▸ **Exercise instructions**
Wherever a line in the records contains the word "type", return that line.

-*-*-

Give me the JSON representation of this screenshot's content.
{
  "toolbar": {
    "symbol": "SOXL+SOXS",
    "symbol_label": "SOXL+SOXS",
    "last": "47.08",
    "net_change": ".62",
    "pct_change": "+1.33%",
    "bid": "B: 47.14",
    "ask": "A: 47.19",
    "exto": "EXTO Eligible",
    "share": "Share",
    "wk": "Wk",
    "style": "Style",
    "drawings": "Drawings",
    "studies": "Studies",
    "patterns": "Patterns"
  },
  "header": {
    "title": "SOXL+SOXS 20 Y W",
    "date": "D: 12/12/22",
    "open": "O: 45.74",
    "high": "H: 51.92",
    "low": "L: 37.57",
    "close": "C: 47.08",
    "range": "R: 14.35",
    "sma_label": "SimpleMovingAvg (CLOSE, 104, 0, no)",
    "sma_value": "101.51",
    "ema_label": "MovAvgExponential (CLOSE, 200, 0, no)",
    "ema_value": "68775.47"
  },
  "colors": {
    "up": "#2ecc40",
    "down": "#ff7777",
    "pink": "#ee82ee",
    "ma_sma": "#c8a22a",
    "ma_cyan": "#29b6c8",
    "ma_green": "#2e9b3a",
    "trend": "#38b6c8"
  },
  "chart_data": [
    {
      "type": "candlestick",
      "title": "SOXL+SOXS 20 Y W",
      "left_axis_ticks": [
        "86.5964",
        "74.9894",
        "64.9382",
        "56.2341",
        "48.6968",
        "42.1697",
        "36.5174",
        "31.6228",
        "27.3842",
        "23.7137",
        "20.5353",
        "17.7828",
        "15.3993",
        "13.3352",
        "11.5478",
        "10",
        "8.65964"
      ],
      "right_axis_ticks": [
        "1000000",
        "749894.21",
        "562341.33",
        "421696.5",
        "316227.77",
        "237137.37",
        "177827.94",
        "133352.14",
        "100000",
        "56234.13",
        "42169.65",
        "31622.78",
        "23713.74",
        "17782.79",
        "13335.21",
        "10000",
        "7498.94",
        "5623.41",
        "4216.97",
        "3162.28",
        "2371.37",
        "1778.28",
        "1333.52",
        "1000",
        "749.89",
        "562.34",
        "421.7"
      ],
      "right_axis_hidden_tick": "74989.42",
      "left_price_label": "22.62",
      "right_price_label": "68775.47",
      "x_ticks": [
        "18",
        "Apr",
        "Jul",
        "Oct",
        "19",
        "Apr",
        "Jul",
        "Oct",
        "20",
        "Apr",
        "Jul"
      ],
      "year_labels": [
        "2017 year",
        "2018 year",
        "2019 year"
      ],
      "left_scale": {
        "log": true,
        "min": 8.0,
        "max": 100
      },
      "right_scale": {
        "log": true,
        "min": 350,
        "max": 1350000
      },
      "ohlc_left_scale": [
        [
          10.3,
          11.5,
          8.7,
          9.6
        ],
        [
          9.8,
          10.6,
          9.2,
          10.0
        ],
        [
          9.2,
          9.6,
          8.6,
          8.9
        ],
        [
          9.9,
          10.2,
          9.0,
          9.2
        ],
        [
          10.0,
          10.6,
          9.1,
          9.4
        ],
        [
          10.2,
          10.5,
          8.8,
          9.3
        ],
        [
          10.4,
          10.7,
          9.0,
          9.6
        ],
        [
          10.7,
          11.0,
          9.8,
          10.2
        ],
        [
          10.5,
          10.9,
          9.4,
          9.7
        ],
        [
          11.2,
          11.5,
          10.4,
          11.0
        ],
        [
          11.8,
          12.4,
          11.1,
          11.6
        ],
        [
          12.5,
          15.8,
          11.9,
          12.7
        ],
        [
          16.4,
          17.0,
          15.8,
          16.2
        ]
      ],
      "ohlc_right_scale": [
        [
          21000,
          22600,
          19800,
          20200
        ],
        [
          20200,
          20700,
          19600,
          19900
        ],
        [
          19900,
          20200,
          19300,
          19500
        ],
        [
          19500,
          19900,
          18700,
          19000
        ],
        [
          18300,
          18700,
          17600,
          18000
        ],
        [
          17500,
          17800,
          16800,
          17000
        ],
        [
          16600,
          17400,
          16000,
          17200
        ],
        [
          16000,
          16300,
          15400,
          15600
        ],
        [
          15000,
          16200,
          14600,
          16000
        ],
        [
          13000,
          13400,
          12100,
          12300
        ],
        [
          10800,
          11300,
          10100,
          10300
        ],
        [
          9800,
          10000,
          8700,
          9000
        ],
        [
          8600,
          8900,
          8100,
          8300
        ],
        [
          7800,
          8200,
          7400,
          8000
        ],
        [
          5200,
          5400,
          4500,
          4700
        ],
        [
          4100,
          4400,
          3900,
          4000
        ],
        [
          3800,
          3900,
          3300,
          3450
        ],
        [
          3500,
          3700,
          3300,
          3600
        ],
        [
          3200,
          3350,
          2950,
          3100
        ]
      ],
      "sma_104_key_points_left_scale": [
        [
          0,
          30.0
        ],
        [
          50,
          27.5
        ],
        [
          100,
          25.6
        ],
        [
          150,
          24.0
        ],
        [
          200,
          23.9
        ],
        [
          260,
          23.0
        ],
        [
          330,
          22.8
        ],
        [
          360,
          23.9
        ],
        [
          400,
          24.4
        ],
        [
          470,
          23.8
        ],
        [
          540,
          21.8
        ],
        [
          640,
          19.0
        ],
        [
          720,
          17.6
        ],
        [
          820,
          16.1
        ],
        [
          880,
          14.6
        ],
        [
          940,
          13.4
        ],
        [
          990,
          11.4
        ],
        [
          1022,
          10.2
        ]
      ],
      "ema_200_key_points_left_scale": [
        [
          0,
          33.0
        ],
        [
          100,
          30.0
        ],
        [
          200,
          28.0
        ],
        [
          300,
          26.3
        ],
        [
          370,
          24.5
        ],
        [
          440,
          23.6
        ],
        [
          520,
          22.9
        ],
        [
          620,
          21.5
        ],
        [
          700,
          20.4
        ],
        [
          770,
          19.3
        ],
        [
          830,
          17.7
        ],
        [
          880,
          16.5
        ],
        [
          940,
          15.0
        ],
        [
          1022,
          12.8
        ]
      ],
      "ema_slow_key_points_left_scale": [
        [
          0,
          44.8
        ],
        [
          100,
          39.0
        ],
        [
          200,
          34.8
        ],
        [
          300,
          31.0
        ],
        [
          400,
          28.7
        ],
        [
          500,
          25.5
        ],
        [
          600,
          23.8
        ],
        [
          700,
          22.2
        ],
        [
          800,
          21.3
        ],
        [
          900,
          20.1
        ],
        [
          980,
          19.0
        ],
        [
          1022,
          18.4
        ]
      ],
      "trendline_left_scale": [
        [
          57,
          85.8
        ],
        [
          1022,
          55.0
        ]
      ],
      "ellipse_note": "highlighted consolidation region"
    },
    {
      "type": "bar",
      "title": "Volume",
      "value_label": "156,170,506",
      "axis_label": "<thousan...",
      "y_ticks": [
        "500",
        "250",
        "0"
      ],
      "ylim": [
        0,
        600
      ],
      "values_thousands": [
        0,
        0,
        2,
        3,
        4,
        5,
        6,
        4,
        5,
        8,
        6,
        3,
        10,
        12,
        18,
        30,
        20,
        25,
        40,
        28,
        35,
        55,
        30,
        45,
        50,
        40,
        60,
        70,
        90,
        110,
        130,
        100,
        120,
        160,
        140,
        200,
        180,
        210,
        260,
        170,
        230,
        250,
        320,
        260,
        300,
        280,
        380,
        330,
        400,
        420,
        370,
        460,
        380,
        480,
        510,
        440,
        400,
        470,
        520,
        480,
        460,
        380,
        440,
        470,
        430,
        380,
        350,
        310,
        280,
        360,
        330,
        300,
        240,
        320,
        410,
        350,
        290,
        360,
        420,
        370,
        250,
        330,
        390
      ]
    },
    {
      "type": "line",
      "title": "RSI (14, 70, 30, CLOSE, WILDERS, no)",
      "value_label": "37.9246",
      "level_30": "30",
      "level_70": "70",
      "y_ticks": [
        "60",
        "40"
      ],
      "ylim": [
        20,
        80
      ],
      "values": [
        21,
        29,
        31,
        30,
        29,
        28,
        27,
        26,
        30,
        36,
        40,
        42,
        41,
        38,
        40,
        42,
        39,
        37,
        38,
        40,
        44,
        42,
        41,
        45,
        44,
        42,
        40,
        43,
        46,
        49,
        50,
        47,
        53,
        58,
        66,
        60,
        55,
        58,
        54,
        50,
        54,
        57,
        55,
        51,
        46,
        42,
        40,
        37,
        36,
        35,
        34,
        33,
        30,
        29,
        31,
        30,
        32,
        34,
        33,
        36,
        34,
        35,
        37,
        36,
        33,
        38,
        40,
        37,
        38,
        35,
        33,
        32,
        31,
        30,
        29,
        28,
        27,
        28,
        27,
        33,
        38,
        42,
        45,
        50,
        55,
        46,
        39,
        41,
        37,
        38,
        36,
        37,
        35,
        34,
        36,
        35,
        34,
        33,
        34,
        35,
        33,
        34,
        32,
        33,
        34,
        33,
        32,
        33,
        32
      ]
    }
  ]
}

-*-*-

▸ **Solution for this exercise**
      "type": "candlestick",
      "type": "bar",
      "type": "line",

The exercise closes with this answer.